Mr. Kim was the General Manager of the Department of Neighborhood Empowerment for the City of Los Angeles. DONE is an historic initiative approved by a majority of voters in a city wide election to effect the way government responds to communities by, in part, creating a system of independent Neighborhood Councils. DONE’s role is to provide education, training, and other enabling support to nurture neighborhood-based leadership and civic participation. Prior to this, he served as the Executive Director of the MultiCultural Collaborative and the Korean Youth and Community Center in Los Angeles.

He serves on a number of government commissions and corporate advisory boards. He currently serves on the Board of Directors of Workplace Hollywood, an organization established to diversify the entertainment industry workforce. He has served as the co-chair of the Black Korean Alliance, the California Attorney General’s Violence Prevention Policy Council, and the National Immigration Forum. He has been a lecturer at the University of California Los Angeles teaching in the areas of leadership and community building.
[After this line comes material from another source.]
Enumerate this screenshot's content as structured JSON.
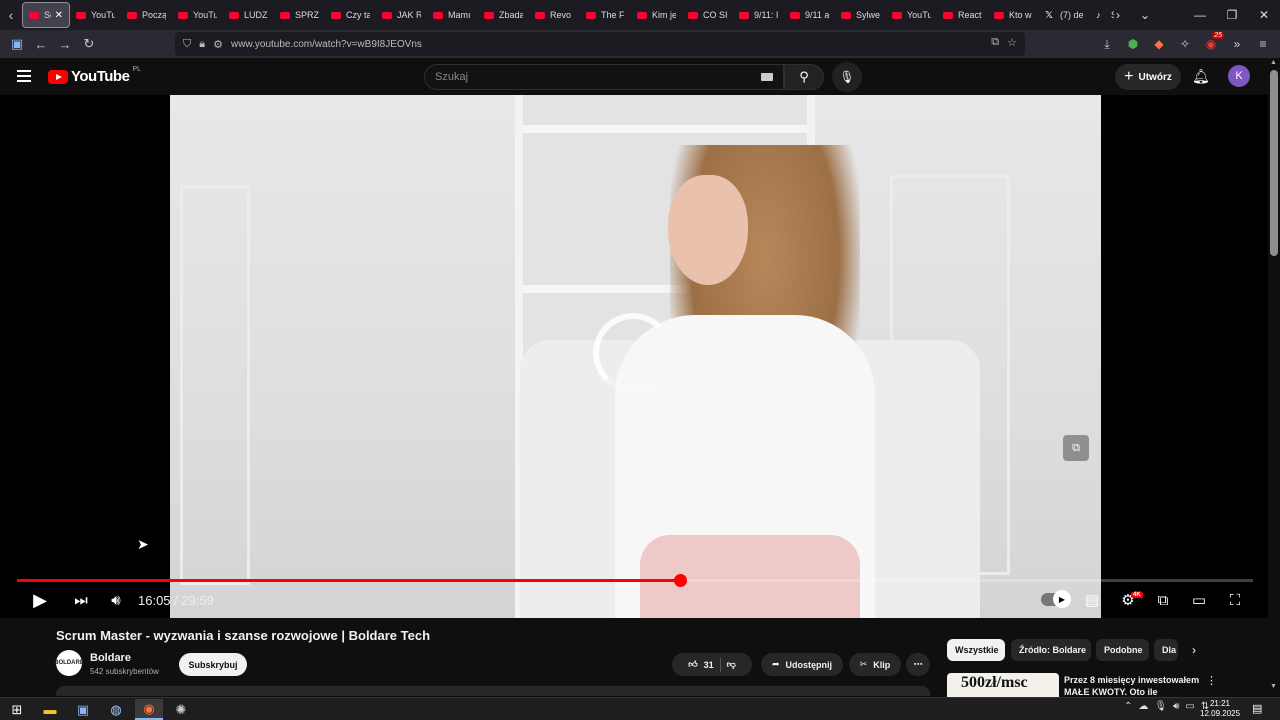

Mr. Kim was a recipient of the NAACP Equality Award, the Southern Christian Leadership Conference Drum Major Award, and the California Wellness Foundation’s Peace Award in recognition of his efforts to fight for the civil rights of all people. [2]


Kim holds a master’s degree in public administration from Harvard University. [3]

Socialists organize to "challenge for power" in Los Angeles

Trevor email 1 (3).jpg

On March 11, 1998, Los Angeles Democratic Socialists of America leader Steve Tarzynski wrote an email to another Los Angeles DSA leader Harold Meyerson.

Tarzynski listed 25 people he thought should be on an "A-list" of "25 or so leaders/activists/intellectuals and/or "eminent persons" who would gather periodically to theorize/strategize about how to rebuild a progressive movement in our metropolitan area that could challenge for power."

Tarzynski listed himself, Harold Meyerson, Karen Bass, Sylvia Castillo, Gary Phillips, Joe Hicks, Richard Rothstein, Steve Cancian, Larry Frank, Torie Osborn, Rudy Acuna, Aris Anagnos, Abby Arnold, Carl Boggs, Blase Bonpane, Rick Brown, Stanley Sheinbaum, Alice Callahan, Jim Conn, Peter Dreier, Maria Elena Durazo, Miguel Contreras, Mike Davis, Bill Gallegos, Bob Gottlieb, Kent Wong, Russell Jacoby, Bong Hwan Kim, Paula Litt (and Barry Litt, with a question mark), Peter Olney, Derek Shearer, Clancy Sigal and Anthony Thigpenn.

Included in a suggested elected officials sub-group were Mark Ridley-Thomas, Gloria Romero, Jackie Goldberg, Gil Cedillo, Tom Hayden, Antonio Villaraigosa, Paul Rosenstein and Congressmen Xavier Becerra, Henry Waxman and Maxine Waters.

Tarzynski went on to write "I think we should limit the group to 25 max, otherwise group dynamics begins to break down....As i said, I would like this to take place in a nice place with good food and should properly be an all day event."